What is the role of former military commanders in Liberian politics? With this question in my mind I am today leaving for Liberia on a ten-day field study. The second round of the presidential election is of course a great opportunity to study the role of ex-military networks in the democratic process.

Ellen Johnson Sirleaf seems to be heading for a certain victory in the election’s second round after former warlord Prince Johnson openly stated his support for the sitting president. Under any circumstances most of his supporters would place their vote on Johnson Sirleaf. Prince Johnson enjoys strong support in the Nimba county whose population during the civil war was engaged in a conflict with a population group from southern Liberia. Johnson Sirleaf’s opponent Winston Tubman, with support mainly in the south, is viewed as a dangerous force by many people in the north.

At the moment the smaller parties are engaged in negotiations with the two main parties. What can they get in exchange for rallying their supporters behind one of the candidates? Positions in the government and administration are up for grabs, in some cases money transactions are also part of the deal.

In another arena a different game is taking place. Ex- military commander, often mid-level, from the country’s former rebel armies have been “bought” as “mobilisers” of votes and as a type of informal security force in case violence breaks out. The ex-commanders have been loyal to different parties and now function as part of the apparatus to ensure that votes can be transferred from one party to one of the main parties for the second round. However, the main parties also often have loyal mobilisers with a background in rebel armies, now further strengthening their ties with them through negotiations.

It is interesting to see how mobilisers with a military background become particularly important during democratic elections (see article by Maya Christensen and myself “Mercenaries of Democracy” in African Affairs, about a similar phenomenon in Sierra Leone ). It is also important to notice how mid-level commanders (called MiLCs in our research project) consolidate their position in general in post-conflict societies like Liberia. While the common soldier is remarginalised after the war, some of the former officers can make use of their background in rebel armies. By using their old networks of military soldiers they become influential players who offer their expertise in the use or threat of violence. These actors are playing important part in the ongoing democratic process in Liberia.

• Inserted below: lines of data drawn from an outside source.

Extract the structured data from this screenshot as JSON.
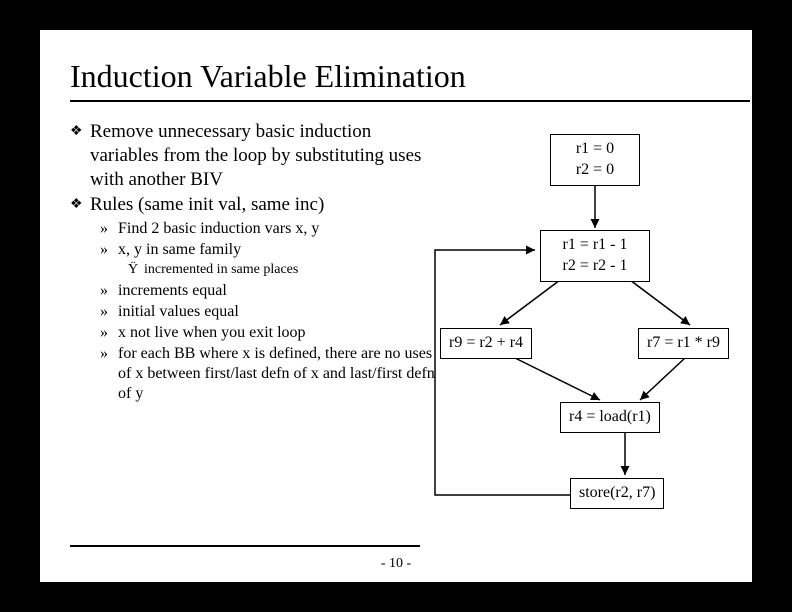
{
  "title": "Induction Variable Elimination",
  "bullets": {
    "b1": "Remove unnecessary basic induction variables from the loop by substituting uses with another BIV",
    "b2": "Rules (same init val, same inc)",
    "s1": "Find 2 basic induction vars x, y",
    "s2": "x, y in same family",
    "t1": "incremented in same places",
    "s3": "increments equal",
    "s4": "initial values equal",
    "s5": "x not live when you exit loop",
    "s6": "for each BB where x is defined, there are no uses of x between first/last defn of x and last/first defn of y"
  },
  "boxes": {
    "b1l1": "r1 = 0",
    "b1l2": "r2 = 0",
    "b2l1": "r1 = r1 - 1",
    "b2l2": "r2 = r2 - 1",
    "b3": "r9 = r2 + r4",
    "b4": "r7 = r1 * r9",
    "b5": "r4 = load(r1)",
    "b6": "store(r2, r7)"
  },
  "pagenum": "- 10 -"
}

My research during this trip will focus on the political role of the mid-level military commanders. The project as a whole will also focus on the economic and social aspects of the MiLCs. More on this later!